Evol Ecol Res 4: 1065-1074 (2002) Full PDF if your library subscribes.
Environment and longevity: emergence without interaction, multiple steady states and stochastic clocks
Department of Applied Mathematics and Statistics, Jack Baskin School of Engineering, University of California, Santa Cruz, CA 95064, USA
Because they are non-linear, biological systems are often characterized by emergent properties, multiple steady states, and thresholds. These are now well understood and appreciated in ecology; they are also important components for understanding life span, at both the level of the population and the level of the individual, and allow novel insights into the biology of ageing and longevity. The deceleration of mortality rate at later ages can be understood as an emergent property, in the sense of a macroscopic phenomenon (population mortality rate) arising (in this case, without interaction) from different microscopic ones (individual mortality). Models of individual ageing based on the autocatalysis and inhibition of replicating units lead to multiple stable steady states separated by thresholds. These systems respond to environmental challenges and this response leads to individual ontogeny of ageing; the environment thus sets a stochastic clock. Recognition of the implicit non-linearity of biological systems will be essential for advances in the theoretical formulation of life span and ageing.
Keywords: ageing, free radicals, life span, longevity, oxidative damage.
DOWNLOAD A FREE, FULL PDF COPY
IF you are connected using the IP of a subscribing institution (library, laboratory, etc.)
or through its VPN.
© 2002 Marc Mangel. All EER articles are copyrighted by their authors. All authors endorse, permit and license Evolutionary Ecology Ltd. to grant its subscribing institutions/libraries the copying privileges specified below without additional consideration or payment to them or to Evolutionary Ecology, Ltd. These endorsements, in writing, are on file in the office of Evolutionary Ecology, Ltd. Consult authors for permission to use any portion of their work in derivative works, compilations or to distribute their work in any commercial manner.
Subscribing institutions/libraries may grant individuals the privilege of making a single copy of an EER article for non-commercial educational or non-commercial research purposes. Subscribing institutions/libraries may also use articles for non-commercial educational purposes by making any number of copies for course packs or course reserve collections. Subscribing institutions/libraries may also loan single copies of articles to non-commercial libraries for educational purposes.

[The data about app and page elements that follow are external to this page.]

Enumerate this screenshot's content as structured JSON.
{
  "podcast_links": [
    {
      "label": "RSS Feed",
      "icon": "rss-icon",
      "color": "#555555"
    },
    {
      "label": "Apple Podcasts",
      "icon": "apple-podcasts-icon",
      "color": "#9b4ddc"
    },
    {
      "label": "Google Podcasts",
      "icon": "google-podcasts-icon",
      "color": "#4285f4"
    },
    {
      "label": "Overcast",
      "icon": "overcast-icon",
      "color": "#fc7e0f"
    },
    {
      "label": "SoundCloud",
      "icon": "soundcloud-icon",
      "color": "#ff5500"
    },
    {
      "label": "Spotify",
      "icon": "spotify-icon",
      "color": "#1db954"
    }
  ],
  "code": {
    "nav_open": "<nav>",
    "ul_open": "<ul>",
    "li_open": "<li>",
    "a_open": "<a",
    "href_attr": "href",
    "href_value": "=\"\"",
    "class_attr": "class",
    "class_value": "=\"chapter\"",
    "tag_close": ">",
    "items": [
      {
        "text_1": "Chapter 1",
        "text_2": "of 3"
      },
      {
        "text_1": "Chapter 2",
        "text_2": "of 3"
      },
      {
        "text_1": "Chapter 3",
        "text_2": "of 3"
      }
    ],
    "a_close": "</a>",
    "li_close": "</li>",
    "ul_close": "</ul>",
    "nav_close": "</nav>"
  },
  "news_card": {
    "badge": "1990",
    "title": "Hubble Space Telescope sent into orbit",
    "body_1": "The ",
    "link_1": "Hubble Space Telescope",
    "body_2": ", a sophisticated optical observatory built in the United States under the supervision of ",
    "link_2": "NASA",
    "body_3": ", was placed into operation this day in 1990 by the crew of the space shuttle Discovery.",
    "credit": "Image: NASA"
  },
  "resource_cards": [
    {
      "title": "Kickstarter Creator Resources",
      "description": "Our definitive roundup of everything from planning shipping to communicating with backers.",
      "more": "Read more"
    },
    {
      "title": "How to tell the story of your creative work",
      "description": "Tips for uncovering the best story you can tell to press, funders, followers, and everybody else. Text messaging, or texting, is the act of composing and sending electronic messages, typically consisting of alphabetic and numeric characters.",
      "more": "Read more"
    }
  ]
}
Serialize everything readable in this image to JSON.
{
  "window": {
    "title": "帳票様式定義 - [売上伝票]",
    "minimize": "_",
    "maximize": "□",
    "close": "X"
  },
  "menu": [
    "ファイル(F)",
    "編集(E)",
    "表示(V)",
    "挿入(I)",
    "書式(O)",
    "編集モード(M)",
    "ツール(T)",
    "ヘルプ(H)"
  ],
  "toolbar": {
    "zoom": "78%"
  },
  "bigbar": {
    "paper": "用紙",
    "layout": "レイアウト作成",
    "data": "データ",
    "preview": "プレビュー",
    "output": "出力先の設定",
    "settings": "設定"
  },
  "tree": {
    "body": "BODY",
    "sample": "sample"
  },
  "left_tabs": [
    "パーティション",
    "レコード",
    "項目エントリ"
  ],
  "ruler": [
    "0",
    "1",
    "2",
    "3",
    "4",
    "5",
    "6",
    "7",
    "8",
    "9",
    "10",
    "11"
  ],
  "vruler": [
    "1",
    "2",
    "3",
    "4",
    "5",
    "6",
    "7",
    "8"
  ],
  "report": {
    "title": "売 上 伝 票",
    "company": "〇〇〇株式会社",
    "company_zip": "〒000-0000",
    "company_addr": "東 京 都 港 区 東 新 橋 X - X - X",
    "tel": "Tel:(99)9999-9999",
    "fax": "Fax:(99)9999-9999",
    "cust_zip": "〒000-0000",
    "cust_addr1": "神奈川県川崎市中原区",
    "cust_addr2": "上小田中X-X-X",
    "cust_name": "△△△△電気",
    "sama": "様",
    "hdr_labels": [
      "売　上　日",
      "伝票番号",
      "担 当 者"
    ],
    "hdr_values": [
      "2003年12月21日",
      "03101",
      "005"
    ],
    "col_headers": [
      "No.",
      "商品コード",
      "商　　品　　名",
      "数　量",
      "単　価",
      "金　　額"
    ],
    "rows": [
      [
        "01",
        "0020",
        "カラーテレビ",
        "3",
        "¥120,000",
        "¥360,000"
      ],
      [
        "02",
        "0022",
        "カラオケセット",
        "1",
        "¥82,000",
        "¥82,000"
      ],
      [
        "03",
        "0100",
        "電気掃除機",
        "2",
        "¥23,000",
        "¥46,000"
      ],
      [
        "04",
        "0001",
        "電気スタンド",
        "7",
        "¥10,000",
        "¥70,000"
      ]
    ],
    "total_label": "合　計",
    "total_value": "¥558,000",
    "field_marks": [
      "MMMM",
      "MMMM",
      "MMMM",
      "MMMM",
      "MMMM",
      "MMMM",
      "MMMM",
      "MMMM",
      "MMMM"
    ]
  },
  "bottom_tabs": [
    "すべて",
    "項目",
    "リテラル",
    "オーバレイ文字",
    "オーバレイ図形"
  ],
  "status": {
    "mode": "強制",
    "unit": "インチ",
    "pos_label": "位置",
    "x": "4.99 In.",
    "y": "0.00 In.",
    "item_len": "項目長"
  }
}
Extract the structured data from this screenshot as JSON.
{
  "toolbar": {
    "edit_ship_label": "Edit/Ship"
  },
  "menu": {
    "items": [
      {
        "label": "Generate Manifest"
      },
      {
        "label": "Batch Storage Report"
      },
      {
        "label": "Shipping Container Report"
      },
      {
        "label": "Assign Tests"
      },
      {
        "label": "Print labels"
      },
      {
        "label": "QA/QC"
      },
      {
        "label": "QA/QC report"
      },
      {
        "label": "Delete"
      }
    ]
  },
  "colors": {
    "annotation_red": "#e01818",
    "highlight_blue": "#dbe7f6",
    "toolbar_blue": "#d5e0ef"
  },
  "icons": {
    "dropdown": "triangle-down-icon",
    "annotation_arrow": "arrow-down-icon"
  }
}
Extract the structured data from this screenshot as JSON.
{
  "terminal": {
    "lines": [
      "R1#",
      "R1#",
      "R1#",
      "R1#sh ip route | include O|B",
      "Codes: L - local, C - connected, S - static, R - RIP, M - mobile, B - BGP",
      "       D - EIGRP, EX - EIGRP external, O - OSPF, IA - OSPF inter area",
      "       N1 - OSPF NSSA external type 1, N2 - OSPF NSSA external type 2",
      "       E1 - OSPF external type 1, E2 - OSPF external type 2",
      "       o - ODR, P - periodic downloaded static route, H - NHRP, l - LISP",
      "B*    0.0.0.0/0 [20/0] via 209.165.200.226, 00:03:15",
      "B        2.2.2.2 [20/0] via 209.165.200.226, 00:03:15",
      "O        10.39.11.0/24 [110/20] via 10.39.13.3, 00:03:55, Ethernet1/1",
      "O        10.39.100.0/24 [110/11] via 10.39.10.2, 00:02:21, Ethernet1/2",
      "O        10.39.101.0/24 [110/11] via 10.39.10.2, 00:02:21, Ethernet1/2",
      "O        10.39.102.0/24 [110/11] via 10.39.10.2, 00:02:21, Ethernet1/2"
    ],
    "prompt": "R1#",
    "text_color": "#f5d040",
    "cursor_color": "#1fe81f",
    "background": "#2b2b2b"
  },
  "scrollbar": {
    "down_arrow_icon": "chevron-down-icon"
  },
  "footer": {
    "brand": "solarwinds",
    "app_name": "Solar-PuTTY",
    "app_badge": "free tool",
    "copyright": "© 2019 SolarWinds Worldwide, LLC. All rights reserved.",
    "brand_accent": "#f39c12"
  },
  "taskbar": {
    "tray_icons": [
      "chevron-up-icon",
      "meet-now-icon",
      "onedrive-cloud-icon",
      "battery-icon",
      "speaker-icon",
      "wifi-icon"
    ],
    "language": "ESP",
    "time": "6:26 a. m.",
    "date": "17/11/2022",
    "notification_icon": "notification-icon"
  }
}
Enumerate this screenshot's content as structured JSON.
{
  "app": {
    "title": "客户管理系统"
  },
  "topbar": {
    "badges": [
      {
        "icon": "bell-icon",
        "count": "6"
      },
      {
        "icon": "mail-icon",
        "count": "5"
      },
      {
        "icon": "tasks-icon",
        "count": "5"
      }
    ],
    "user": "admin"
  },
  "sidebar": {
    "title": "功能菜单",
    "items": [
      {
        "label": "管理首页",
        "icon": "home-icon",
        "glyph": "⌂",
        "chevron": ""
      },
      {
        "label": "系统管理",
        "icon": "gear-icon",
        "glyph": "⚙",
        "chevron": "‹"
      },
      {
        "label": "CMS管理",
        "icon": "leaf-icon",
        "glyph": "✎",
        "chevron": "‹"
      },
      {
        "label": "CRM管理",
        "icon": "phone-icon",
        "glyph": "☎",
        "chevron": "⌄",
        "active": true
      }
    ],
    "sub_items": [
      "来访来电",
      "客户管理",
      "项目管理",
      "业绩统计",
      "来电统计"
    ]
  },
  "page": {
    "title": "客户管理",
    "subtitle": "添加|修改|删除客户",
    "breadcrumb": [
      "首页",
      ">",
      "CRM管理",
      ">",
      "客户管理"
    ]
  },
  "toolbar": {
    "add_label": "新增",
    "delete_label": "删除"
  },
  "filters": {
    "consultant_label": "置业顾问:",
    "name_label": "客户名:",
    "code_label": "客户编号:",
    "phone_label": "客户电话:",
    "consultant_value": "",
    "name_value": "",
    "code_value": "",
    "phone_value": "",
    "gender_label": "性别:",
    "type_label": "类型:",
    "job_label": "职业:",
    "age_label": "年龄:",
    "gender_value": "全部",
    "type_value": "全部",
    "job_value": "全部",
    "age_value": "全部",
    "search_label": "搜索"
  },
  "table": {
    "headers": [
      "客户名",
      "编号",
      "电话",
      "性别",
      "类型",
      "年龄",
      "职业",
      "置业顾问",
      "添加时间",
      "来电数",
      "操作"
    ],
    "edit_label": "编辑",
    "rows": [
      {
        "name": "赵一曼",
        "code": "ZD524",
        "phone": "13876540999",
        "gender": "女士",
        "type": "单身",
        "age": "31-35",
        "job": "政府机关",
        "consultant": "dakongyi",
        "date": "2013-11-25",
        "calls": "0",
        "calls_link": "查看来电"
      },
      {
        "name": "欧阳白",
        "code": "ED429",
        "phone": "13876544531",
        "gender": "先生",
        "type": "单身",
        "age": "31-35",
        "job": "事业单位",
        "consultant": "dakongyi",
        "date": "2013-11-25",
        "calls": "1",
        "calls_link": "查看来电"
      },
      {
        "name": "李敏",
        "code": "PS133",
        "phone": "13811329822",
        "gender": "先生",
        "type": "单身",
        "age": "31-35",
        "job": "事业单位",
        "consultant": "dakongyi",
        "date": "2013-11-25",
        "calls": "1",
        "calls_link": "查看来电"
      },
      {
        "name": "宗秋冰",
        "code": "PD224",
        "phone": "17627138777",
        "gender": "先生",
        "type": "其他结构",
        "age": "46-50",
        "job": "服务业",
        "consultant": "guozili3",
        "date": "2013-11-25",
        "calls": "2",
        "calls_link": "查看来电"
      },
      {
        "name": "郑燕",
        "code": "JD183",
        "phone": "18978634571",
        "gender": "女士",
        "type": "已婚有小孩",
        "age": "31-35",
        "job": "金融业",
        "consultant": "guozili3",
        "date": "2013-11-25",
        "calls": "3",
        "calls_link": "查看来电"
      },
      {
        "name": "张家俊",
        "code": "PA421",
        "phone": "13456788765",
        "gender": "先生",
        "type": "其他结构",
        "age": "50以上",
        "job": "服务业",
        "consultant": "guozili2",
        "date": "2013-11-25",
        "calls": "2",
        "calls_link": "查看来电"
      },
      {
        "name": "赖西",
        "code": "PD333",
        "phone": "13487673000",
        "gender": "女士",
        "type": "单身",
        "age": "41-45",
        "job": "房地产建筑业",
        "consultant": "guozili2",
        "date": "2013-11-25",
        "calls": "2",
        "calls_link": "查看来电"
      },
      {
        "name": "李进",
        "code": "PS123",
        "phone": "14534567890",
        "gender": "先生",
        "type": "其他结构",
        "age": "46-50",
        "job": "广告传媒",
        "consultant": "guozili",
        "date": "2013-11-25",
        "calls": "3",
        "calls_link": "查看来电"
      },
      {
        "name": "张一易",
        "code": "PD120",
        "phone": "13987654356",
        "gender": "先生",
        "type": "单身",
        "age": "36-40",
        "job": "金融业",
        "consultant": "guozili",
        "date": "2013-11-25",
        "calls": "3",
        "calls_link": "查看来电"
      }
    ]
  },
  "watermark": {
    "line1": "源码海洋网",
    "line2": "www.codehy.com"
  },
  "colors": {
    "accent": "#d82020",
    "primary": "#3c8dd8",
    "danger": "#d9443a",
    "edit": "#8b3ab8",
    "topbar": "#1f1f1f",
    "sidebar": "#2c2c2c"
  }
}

All copies of abstracts and articles must preserve their copyright notice without modification.